++++ RECORDS SUPPLIED ++++

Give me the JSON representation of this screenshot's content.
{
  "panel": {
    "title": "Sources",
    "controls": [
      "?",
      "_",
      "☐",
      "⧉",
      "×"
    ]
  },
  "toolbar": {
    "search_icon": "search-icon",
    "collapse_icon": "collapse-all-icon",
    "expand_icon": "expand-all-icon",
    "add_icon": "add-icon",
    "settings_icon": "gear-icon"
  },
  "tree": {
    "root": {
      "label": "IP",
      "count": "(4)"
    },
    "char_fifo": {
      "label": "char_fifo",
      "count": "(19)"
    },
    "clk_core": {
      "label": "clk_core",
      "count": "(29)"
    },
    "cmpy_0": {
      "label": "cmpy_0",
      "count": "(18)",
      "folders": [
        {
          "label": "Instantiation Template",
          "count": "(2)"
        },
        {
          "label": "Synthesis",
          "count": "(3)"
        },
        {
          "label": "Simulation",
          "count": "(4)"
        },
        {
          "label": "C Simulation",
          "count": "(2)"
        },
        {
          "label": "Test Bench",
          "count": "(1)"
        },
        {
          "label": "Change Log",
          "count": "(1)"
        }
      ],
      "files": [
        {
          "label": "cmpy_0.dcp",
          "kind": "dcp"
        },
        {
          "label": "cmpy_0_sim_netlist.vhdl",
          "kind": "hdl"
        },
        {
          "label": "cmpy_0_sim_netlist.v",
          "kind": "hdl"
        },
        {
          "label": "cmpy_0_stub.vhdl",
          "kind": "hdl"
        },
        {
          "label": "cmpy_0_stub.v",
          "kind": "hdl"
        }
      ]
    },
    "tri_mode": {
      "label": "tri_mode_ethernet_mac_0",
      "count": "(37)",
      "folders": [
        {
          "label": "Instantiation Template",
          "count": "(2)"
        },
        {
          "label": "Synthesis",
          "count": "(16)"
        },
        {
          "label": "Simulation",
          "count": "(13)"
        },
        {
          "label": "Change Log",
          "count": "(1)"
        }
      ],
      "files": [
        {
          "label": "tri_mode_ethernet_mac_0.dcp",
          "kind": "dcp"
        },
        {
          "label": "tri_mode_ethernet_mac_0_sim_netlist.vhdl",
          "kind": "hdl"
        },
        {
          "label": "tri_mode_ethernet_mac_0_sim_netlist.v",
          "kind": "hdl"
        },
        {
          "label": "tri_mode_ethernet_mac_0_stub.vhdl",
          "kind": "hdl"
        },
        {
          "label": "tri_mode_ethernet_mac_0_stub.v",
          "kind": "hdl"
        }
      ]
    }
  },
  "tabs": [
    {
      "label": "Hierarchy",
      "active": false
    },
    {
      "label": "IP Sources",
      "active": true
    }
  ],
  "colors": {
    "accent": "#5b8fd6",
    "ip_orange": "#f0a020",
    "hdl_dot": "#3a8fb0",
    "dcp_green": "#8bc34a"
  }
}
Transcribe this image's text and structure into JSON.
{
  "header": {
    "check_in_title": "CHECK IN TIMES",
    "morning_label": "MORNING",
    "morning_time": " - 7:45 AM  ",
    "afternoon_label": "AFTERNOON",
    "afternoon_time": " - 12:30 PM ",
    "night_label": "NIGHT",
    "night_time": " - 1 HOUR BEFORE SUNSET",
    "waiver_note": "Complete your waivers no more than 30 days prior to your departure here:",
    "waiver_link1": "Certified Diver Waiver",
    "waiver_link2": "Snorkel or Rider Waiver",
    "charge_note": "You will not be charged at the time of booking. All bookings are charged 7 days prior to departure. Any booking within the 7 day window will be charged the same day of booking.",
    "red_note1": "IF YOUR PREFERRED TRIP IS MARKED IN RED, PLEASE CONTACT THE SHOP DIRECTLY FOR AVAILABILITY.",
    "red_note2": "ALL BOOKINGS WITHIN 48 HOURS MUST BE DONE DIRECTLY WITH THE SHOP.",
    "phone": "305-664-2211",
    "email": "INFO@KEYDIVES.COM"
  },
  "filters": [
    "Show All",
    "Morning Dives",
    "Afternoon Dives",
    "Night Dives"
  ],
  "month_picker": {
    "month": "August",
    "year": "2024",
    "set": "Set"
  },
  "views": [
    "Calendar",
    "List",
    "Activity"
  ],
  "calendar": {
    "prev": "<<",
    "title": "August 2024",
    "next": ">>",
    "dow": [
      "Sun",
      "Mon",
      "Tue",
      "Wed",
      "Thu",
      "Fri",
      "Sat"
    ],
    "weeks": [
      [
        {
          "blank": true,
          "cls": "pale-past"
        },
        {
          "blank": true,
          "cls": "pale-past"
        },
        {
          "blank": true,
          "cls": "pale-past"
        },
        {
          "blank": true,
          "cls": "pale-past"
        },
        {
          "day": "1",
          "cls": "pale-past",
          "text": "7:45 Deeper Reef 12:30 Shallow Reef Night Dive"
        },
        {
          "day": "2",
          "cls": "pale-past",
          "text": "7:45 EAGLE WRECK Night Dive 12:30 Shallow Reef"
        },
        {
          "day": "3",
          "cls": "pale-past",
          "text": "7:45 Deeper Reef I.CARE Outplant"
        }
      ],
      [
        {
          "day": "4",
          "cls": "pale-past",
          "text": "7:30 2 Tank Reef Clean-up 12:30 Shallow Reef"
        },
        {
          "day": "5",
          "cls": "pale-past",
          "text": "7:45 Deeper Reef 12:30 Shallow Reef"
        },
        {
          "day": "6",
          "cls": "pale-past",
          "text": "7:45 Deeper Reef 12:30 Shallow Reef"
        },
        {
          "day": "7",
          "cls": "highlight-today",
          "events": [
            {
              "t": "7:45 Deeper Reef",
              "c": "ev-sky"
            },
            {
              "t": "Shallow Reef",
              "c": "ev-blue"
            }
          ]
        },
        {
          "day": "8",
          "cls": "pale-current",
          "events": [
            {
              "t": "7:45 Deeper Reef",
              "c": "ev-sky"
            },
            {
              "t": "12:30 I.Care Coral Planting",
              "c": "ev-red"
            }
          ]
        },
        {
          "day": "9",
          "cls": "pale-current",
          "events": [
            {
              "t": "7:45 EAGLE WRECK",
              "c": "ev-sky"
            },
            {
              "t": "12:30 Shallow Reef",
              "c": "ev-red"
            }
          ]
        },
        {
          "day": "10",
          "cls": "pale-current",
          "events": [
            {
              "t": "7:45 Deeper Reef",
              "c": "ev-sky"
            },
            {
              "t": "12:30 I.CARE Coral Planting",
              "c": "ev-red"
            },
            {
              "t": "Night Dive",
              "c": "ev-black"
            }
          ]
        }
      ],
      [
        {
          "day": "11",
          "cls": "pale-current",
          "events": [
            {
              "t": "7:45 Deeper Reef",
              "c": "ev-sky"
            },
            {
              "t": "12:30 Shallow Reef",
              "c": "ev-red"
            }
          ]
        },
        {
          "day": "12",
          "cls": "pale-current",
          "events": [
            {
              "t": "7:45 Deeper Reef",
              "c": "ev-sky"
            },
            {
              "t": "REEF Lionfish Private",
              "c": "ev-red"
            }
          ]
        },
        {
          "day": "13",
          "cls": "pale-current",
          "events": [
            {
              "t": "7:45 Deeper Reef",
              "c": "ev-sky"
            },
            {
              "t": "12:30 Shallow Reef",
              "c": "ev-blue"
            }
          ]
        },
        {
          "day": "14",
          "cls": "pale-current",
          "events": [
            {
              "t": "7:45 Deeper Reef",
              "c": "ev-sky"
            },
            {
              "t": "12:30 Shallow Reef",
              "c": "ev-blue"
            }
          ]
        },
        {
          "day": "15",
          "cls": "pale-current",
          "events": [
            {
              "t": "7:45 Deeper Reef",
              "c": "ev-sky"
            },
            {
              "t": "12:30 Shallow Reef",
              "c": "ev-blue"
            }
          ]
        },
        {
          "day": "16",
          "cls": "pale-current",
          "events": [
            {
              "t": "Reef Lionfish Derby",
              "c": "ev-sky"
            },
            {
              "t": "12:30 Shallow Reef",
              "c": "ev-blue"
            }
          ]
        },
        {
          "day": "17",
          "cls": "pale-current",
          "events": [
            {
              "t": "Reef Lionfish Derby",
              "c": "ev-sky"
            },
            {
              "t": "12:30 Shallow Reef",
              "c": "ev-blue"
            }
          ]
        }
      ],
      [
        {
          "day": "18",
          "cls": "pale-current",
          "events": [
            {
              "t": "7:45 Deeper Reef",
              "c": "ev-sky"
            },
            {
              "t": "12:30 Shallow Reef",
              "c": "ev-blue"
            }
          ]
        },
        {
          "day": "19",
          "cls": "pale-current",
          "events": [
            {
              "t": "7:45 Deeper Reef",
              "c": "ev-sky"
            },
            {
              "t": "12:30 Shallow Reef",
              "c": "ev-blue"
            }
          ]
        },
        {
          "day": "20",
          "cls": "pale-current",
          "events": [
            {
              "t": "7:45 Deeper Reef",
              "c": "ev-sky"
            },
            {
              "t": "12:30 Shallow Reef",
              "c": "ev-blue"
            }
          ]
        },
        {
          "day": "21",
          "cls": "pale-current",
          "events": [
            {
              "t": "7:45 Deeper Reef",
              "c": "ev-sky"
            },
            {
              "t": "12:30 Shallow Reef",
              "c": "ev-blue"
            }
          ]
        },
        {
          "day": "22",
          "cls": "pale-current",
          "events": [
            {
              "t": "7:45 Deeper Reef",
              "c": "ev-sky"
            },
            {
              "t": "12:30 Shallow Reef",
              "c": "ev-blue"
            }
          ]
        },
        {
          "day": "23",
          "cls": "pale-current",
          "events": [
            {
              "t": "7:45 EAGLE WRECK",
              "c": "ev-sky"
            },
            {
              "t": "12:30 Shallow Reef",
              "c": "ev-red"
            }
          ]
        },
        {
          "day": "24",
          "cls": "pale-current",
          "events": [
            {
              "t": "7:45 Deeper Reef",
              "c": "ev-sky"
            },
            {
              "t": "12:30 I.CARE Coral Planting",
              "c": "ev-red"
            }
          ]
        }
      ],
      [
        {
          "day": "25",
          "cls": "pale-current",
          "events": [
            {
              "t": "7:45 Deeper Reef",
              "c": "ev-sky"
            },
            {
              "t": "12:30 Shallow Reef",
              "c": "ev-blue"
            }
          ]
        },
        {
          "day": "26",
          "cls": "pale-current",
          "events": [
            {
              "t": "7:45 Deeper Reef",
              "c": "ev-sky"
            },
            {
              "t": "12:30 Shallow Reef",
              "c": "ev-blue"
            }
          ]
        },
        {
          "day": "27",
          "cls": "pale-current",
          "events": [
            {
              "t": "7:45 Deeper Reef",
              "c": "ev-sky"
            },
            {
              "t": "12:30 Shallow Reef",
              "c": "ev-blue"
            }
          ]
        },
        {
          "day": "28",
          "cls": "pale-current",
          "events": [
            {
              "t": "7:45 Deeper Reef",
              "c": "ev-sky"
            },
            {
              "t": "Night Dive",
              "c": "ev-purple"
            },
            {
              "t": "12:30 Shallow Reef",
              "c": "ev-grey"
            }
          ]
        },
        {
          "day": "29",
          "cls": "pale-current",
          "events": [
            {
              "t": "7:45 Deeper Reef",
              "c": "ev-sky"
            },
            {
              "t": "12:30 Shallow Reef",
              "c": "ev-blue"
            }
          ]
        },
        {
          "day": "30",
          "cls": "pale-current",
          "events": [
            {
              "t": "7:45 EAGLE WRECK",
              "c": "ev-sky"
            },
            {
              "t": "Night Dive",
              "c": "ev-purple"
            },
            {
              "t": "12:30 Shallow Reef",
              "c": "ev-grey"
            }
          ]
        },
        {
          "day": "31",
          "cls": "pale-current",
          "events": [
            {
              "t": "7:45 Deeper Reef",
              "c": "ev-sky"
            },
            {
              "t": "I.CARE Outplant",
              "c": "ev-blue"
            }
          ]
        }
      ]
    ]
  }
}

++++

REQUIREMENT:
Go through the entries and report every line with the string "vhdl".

YOUR RESPONSE:
          "label": "cmpy_0_sim_netlist.vhdl",
          "label": "cmpy_0_stub.vhdl",
          "label": "tri_mode_ethernet_mac_0_sim_netlist.vhdl",
          "label": "tri_mode_ethernet_mac_0_stub.vhdl",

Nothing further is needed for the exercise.